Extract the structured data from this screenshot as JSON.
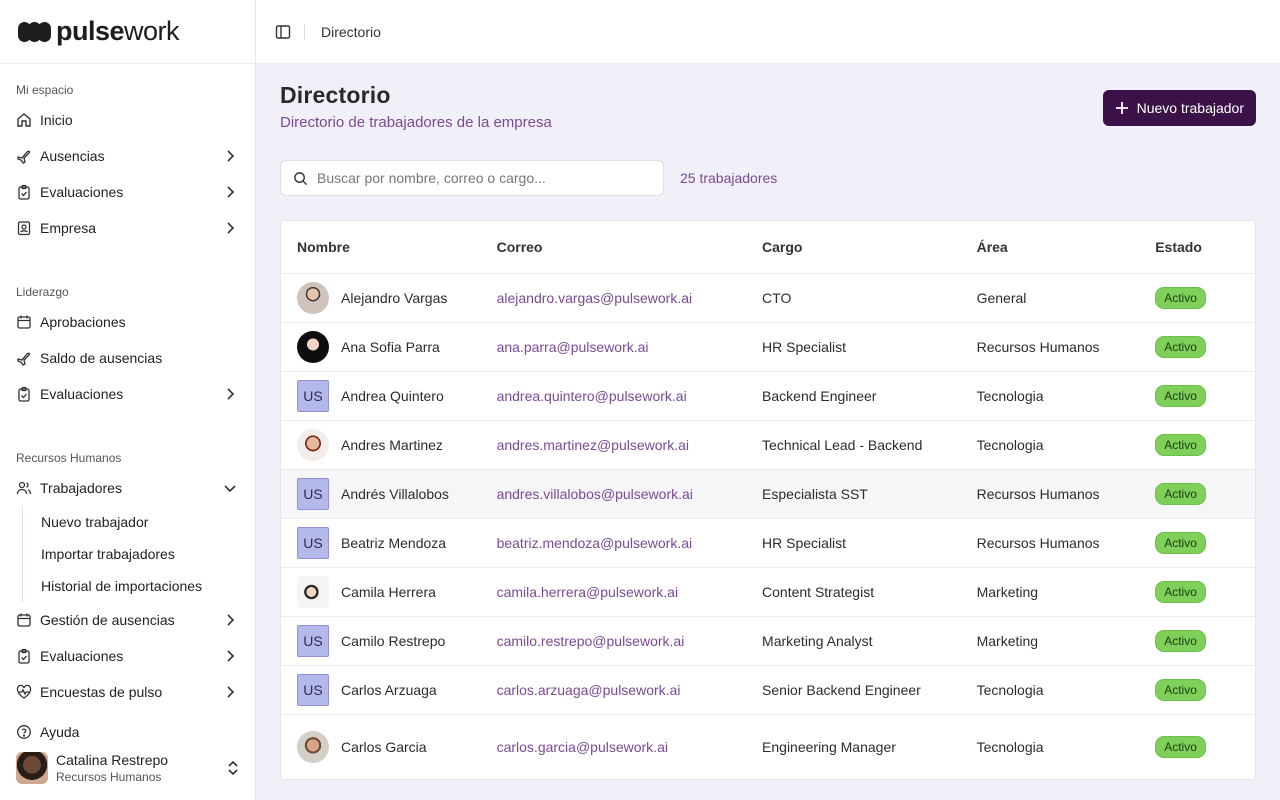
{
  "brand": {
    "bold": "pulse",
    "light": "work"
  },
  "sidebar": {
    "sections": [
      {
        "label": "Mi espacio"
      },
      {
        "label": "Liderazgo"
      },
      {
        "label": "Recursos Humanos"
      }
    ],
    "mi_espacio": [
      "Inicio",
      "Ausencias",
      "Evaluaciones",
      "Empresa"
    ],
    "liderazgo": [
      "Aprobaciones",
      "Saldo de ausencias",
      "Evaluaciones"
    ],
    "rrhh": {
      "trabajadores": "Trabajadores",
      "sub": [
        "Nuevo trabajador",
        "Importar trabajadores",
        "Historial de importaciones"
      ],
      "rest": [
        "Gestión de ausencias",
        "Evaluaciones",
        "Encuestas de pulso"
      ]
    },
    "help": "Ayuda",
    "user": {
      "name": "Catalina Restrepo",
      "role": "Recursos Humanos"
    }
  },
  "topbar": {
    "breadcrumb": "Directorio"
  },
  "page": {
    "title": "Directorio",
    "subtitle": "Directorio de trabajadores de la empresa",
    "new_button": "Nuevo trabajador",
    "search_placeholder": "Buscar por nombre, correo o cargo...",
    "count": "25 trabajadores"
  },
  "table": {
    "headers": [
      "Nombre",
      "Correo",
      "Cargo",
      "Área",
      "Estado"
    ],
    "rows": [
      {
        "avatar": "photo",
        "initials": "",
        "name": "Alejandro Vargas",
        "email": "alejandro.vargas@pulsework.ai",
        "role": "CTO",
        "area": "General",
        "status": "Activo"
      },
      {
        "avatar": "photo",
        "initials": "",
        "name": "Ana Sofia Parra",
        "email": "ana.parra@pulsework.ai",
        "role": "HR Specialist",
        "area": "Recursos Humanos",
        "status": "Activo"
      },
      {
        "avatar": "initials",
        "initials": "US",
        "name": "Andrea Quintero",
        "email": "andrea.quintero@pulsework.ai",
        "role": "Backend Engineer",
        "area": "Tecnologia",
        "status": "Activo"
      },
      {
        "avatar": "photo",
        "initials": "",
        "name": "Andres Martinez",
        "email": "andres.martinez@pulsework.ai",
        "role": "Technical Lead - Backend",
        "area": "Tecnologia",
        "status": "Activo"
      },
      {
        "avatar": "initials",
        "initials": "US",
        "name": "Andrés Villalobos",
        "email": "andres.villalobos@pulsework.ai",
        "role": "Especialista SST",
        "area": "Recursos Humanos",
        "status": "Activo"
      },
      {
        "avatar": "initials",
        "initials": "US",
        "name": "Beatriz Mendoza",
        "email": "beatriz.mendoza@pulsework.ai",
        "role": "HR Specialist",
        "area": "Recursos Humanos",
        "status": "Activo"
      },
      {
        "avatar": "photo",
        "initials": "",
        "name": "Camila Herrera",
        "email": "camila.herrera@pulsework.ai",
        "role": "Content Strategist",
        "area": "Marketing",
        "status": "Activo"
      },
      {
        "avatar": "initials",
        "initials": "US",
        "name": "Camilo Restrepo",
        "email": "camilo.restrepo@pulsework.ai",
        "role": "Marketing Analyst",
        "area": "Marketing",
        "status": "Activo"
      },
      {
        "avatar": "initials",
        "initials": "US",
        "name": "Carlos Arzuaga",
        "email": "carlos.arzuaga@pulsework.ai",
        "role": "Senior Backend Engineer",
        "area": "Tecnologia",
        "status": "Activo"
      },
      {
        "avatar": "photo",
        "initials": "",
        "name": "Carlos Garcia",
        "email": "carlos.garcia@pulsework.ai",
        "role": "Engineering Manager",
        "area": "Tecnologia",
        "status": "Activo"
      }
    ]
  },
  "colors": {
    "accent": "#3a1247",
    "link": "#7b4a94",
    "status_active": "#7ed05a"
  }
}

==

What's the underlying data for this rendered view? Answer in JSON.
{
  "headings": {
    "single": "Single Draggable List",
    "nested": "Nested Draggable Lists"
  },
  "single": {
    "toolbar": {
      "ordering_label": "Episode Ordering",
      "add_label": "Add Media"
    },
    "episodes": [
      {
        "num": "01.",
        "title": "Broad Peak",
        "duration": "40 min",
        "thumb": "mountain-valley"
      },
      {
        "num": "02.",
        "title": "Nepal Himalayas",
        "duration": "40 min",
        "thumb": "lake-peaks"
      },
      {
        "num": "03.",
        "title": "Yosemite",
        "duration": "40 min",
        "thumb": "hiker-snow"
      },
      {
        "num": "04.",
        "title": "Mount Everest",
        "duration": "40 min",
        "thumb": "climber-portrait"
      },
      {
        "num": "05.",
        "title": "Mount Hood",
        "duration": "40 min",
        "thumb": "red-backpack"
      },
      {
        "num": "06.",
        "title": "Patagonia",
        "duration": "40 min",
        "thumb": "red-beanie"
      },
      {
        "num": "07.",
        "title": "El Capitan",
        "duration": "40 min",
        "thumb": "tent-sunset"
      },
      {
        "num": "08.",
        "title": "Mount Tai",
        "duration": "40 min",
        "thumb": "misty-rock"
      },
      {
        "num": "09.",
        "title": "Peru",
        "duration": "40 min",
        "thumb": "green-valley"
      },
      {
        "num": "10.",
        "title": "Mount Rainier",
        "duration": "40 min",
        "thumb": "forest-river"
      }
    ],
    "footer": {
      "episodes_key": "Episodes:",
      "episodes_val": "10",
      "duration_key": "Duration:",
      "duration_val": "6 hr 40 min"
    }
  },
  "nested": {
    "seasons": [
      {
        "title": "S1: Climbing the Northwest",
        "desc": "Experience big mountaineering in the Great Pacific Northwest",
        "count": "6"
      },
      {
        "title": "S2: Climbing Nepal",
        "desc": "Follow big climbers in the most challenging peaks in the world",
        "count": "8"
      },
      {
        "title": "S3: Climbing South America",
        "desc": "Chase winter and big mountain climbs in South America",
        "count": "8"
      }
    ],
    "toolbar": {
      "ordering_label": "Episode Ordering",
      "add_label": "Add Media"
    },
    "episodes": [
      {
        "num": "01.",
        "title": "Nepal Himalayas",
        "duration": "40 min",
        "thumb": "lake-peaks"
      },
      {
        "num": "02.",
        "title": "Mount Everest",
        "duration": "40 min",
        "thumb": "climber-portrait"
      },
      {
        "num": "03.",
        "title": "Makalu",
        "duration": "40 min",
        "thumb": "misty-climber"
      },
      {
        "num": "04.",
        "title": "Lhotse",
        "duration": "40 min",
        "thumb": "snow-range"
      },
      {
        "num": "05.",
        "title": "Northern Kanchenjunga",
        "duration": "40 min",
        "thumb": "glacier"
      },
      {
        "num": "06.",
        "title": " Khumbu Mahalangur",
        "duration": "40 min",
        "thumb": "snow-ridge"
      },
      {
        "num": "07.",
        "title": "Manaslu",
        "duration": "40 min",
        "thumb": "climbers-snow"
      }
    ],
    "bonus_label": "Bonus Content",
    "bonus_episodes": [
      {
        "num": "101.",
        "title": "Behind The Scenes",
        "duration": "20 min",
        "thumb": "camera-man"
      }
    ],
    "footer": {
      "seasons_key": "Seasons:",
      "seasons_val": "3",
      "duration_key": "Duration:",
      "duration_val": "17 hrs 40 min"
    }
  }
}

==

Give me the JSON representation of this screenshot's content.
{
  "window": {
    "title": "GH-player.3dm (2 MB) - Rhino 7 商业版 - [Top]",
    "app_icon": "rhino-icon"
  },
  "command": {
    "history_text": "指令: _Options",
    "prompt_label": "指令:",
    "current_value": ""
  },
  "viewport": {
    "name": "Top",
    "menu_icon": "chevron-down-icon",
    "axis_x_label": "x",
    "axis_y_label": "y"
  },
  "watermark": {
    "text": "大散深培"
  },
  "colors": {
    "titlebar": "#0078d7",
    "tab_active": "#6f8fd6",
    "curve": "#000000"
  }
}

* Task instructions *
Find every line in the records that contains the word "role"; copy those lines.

* Expected answer *
      "role": "Recursos Humanos"
        "role": "CTO",
        "role": "HR Specialist",
        "role": "Backend Engineer",
        "role": "Technical Lead - Backend",
        "role": "Especialista SST",
        "role": "HR Specialist",
        "role": "Content Strategist",
        "role": "Marketing Analyst",
        "role": "Senior Backend Engineer",
        "role": "Engineering Manager",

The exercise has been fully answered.